What I got from the National Gallery
It is terrible to look at,
in the manner of all things
composed of an undeniable genius.
Look at the way the flesh of the dangling hands
is gouged and gray-gangrenous
around the pucker left by nails,
the way those thick, rounded thorns
penetrate the slit skin of the forehead,
fitting as smoothly as a sword in a scabbard,
raising it up.
The face was taken from a corpse,
a legitimate dead man-
not hard to find in Italy, then.
I wondered, for a moment,
if the artist had mutilated real flesh-
slamming the crown down, scraping bone
to get just that look.
So tell me why the Putti are smiling,
their sly cherubic faces turned out
from the body they are supposed to be raising.
Their colour is too good for this work,
expression too overtly sexual
beneath their light curls.
They thrust their blushed buttocks from the frame,
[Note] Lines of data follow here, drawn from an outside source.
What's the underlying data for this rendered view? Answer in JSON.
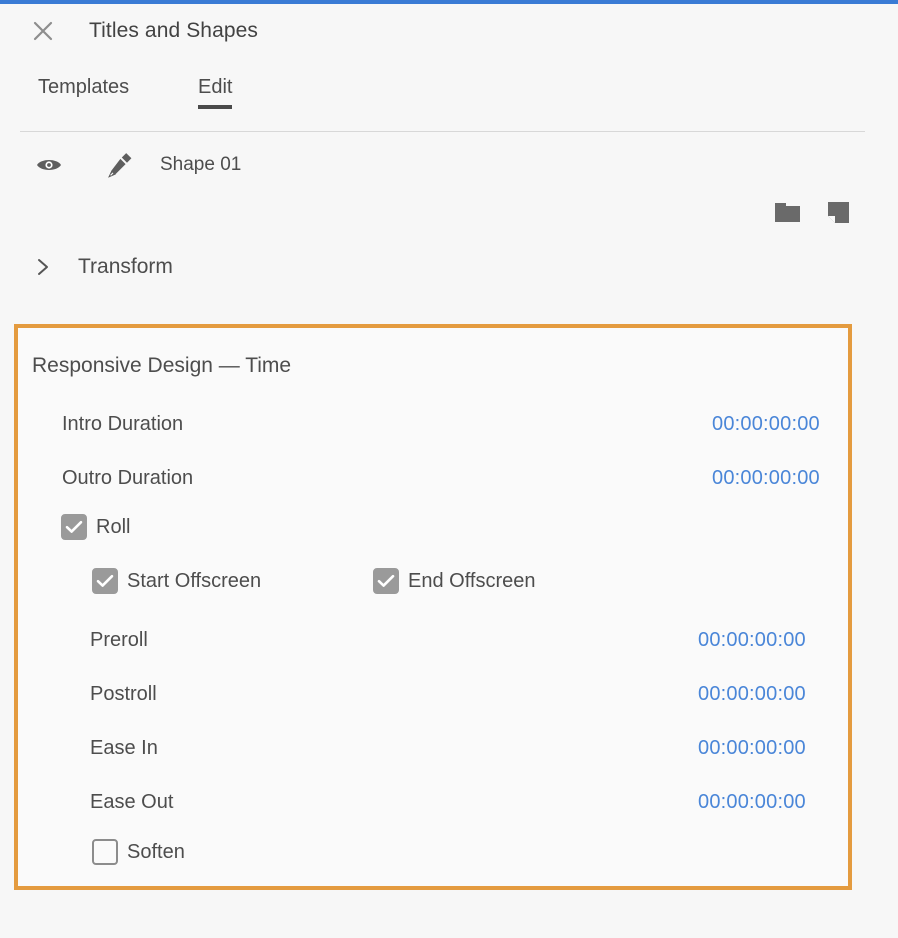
{
  "window": {
    "accent_bar_color": "#3a7bd5",
    "title": "Titles and Shapes",
    "close_icon": "close-icon"
  },
  "tabs": {
    "items": [
      {
        "label": "Templates",
        "active": false
      },
      {
        "label": "Edit",
        "active": true
      }
    ]
  },
  "layer": {
    "visibility_icon": "eye-icon",
    "type_icon": "pen-tool-icon",
    "name": "Shape 01",
    "actions": [
      {
        "icon": "new-group-folder-icon",
        "name": "new-group-button"
      },
      {
        "icon": "new-layer-icon",
        "name": "new-layer-button"
      }
    ]
  },
  "transform": {
    "chevron_icon": "chevron-right-icon",
    "label": "Transform",
    "expanded": false
  },
  "responsive_design": {
    "highlight_color": "#e49b3f",
    "title": "Responsive Design — Time",
    "intro_duration": {
      "label": "Intro Duration",
      "value": "00:00:00:00"
    },
    "outro_duration": {
      "label": "Outro Duration",
      "value": "00:00:00:00"
    },
    "roll": {
      "label": "Roll",
      "checked": true
    },
    "start_offscreen": {
      "label": "Start Offscreen",
      "checked": true
    },
    "end_offscreen": {
      "label": "End Offscreen",
      "checked": true
    },
    "preroll": {
      "label": "Preroll",
      "value": "00:00:00:00"
    },
    "postroll": {
      "label": "Postroll",
      "value": "00:00:00:00"
    },
    "ease_in": {
      "label": "Ease In",
      "value": "00:00:00:00"
    },
    "ease_out": {
      "label": "Ease Out",
      "value": "00:00:00:00"
    },
    "soften": {
      "label": "Soften",
      "checked": false
    },
    "value_color": "#4a86d8"
  }
}
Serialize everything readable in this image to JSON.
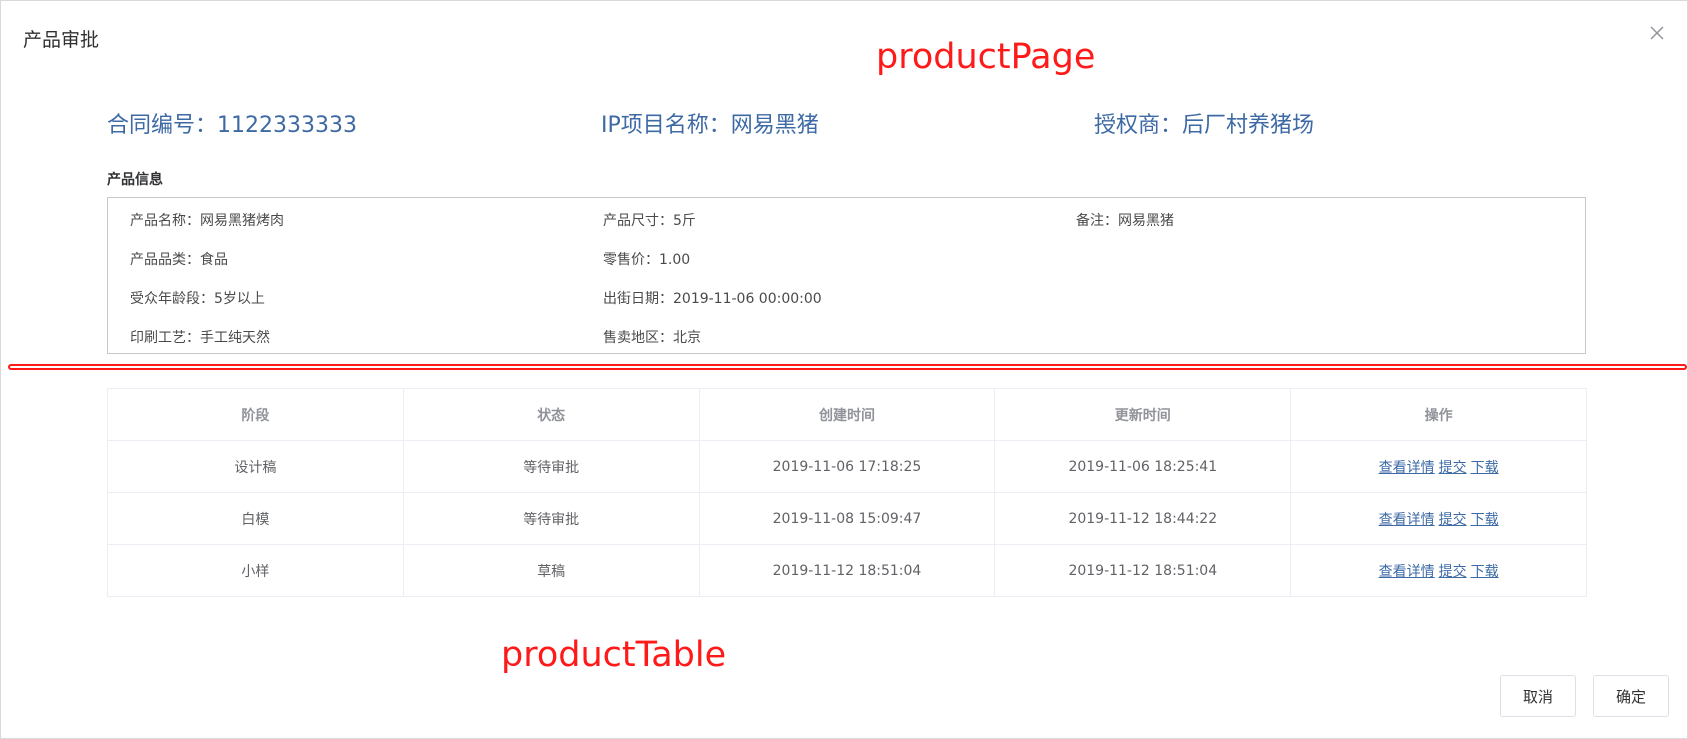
{
  "dialog": {
    "title": "产品审批",
    "cancel_label": "取消",
    "confirm_label": "确定"
  },
  "annotations": {
    "page_label": "productPage",
    "table_label": "productTable"
  },
  "summary": {
    "contract": "合同编号：1122333333",
    "ip_project": "IP项目名称：网易黑猪",
    "licensor": "授权商：后厂村养猪场"
  },
  "product_info": {
    "section_title": "产品信息",
    "name": "产品名称：网易黑猪烤肉",
    "size": "产品尺寸：5斤",
    "remark": "备注：网易黑猪",
    "category": "产品品类：食品",
    "retail_price": "零售价：1.00",
    "age_group": "受众年龄段：5岁以上",
    "release_date": "出街日期：2019-11-06 00:00:00",
    "printing": "印刷工艺：手工纯天然",
    "sales_region": "售卖地区：北京"
  },
  "table": {
    "headers": [
      "阶段",
      "状态",
      "创建时间",
      "更新时间",
      "操作"
    ],
    "rows": [
      {
        "stage": "设计稿",
        "status": "等待审批",
        "created": "2019-11-06 17:18:25",
        "updated": "2019-11-06 18:25:41"
      },
      {
        "stage": "白模",
        "status": "等待审批",
        "created": "2019-11-08 15:09:47",
        "updated": "2019-11-12 18:44:22"
      },
      {
        "stage": "小样",
        "status": "草稿",
        "created": "2019-11-12 18:51:04",
        "updated": "2019-11-12 18:51:04"
      }
    ],
    "actions": {
      "view": "查看详情",
      "submit": "提交",
      "download": "下载"
    }
  },
  "icons": {
    "close": "close-icon"
  },
  "colors": {
    "accent": "#3d6aa5",
    "annotation": "#ff1a1a"
  }
}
their long, thorn-like genitalia indecently covered,
framing their burden.
The only things erect about this corpse
are the nipples, round as beryl globes
and fringed with dark hairs
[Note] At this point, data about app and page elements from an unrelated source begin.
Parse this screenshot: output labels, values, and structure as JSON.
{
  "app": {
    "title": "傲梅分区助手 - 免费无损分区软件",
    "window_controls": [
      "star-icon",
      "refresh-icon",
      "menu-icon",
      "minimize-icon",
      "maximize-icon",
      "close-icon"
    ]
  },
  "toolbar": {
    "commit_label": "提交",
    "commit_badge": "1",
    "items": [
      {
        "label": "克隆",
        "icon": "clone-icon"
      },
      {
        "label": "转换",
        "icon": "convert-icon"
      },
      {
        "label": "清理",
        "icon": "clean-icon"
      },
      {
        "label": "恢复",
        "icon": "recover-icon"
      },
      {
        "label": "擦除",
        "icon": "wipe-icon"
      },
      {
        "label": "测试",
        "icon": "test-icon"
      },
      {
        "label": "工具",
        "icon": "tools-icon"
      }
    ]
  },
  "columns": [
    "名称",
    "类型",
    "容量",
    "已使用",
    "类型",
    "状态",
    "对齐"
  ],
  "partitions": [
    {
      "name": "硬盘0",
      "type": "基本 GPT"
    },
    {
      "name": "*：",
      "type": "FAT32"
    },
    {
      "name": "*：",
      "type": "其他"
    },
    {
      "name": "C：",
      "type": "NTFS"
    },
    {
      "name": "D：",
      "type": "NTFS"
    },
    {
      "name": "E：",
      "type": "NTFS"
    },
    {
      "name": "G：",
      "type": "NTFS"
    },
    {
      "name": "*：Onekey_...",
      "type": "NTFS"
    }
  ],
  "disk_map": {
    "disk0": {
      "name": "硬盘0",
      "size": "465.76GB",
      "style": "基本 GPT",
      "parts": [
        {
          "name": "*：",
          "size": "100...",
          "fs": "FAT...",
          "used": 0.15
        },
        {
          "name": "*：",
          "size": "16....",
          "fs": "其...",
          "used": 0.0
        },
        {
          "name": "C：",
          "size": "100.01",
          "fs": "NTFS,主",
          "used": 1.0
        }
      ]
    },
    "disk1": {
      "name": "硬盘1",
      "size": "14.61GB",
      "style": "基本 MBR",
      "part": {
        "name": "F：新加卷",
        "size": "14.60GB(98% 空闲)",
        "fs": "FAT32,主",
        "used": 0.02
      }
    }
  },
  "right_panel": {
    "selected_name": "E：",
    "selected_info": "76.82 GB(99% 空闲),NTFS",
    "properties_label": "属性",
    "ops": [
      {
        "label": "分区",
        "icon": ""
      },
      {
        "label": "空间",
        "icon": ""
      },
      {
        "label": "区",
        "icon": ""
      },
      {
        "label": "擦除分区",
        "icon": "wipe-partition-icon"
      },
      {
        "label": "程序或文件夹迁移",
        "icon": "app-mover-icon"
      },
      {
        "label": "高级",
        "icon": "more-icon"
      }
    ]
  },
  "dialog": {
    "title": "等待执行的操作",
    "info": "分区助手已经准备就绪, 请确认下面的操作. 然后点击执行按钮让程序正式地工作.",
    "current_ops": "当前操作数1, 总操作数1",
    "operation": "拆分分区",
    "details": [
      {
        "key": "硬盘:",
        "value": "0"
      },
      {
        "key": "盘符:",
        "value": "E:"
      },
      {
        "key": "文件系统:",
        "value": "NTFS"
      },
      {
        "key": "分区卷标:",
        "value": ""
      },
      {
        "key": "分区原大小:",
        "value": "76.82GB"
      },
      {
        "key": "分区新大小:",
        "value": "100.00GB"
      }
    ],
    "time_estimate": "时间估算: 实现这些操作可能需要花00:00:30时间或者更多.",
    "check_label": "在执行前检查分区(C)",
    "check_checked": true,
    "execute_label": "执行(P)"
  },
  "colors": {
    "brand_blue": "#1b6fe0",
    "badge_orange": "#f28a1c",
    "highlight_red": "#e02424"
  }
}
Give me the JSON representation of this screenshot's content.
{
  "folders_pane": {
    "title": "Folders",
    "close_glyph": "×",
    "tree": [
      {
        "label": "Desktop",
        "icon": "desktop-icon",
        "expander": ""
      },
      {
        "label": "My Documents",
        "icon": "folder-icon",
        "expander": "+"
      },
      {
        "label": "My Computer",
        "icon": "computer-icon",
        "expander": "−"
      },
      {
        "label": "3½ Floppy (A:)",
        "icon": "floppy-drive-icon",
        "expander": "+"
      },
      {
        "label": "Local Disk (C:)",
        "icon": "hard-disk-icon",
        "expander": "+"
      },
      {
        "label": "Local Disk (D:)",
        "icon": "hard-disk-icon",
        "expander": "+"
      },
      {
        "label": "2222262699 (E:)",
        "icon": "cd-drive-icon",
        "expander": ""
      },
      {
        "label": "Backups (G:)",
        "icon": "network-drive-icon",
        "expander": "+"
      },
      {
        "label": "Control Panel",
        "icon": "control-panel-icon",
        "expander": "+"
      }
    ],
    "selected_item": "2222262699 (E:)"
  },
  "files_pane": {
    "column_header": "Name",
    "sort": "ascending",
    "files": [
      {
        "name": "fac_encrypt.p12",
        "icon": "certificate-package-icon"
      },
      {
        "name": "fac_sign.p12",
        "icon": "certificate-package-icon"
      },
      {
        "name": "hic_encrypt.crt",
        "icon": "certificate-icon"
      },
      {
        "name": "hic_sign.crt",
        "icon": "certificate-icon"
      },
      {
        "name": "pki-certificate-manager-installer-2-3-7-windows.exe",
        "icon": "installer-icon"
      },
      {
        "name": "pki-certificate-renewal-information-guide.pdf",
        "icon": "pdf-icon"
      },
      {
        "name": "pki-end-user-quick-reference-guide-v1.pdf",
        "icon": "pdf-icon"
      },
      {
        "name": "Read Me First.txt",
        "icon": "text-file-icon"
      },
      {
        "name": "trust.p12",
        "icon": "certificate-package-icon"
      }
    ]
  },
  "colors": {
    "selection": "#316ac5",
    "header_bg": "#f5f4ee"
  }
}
that I have never seen on this body.
Dark hairs scatter the chest,
a feminine curling
towards the curved pubic bone
where the painting cuts off,
before I can tell if what was removed
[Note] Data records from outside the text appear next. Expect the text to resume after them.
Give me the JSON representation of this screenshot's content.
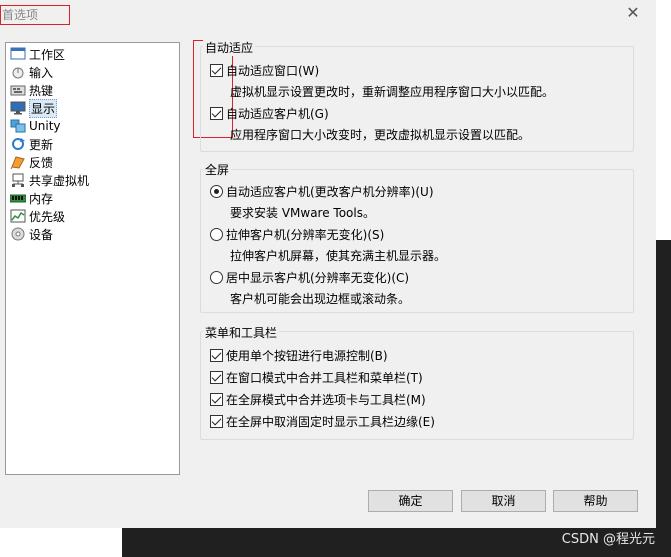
{
  "window": {
    "title": "首选项",
    "close_glyph": "✕"
  },
  "nav": {
    "items": [
      {
        "label": "工作区",
        "icon": "workspace-icon"
      },
      {
        "label": "输入",
        "icon": "input-icon"
      },
      {
        "label": "热键",
        "icon": "hotkeys-icon"
      },
      {
        "label": "显示",
        "icon": "display-icon",
        "selected": true
      },
      {
        "label": "Unity",
        "icon": "unity-icon"
      },
      {
        "label": "更新",
        "icon": "updates-icon"
      },
      {
        "label": "反馈",
        "icon": "feedback-icon"
      },
      {
        "label": "共享虚拟机",
        "icon": "shared-vm-icon"
      },
      {
        "label": "内存",
        "icon": "memory-icon"
      },
      {
        "label": "优先级",
        "icon": "priority-icon"
      },
      {
        "label": "设备",
        "icon": "devices-icon"
      }
    ]
  },
  "autofit": {
    "title": "自动适应",
    "window_label": "自动适应窗口(W)",
    "window_checked": true,
    "window_desc": "虚拟机显示设置更改时，重新调整应用程序窗口大小以匹配。",
    "guest_label": "自动适应客户机(G)",
    "guest_checked": true,
    "guest_desc": "应用程序窗口大小改变时，更改虚拟机显示设置以匹配。"
  },
  "fullscreen": {
    "title": "全屏",
    "opt1_label": "自动适应客户机(更改客户机分辨率)(U)",
    "opt1_desc": "要求安装 VMware Tools。",
    "opt2_label": "拉伸客户机(分辨率无变化)(S)",
    "opt2_desc": "拉伸客户机屏幕，使其充满主机显示器。",
    "opt3_label": "居中显示客户机(分辨率无变化)(C)",
    "opt3_desc": "客户机可能会出现边框或滚动条。",
    "selected": 1
  },
  "menus": {
    "title": "菜单和工具栏",
    "item1": "使用单个按钮进行电源控制(B)",
    "item2": "在窗口模式中合并工具栏和菜单栏(T)",
    "item3": "在全屏模式中合并选项卡与工具栏(M)",
    "item4": "在全屏中取消固定时显示工具栏边缘(E)"
  },
  "buttons": {
    "ok": "确定",
    "cancel": "取消",
    "help": "帮助"
  },
  "watermark": "CSDN @程光元",
  "colors": {
    "annotation_red": "#d9232a",
    "selection": "#dbe8f6"
  }
}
has risen or not.
The sensuality doesn’t bother me.
God made the flesh for feeling,
He has flooded me like that,
through points and round swellings,
through injurious love.
I am not disgusted by sincerity.
But I hate what this painting
is sincerely about.
The slit in his ribs,
like my own slit, though higher up,
has ripe labial folds.
It was made to receive spears;
it is not the product of a thrust.
His breasts are like mine were
at the dawn-edge of puberty,
when the nipples rose before the globes.
The angels do not exist, there,
to raise Him up.
Crivelli has caught them, ungirt,
in the moment of lowering.
Their looks, to a man, might be inviting.
Their eager smiles say, ‘See what we do to Him,
down on the earth.”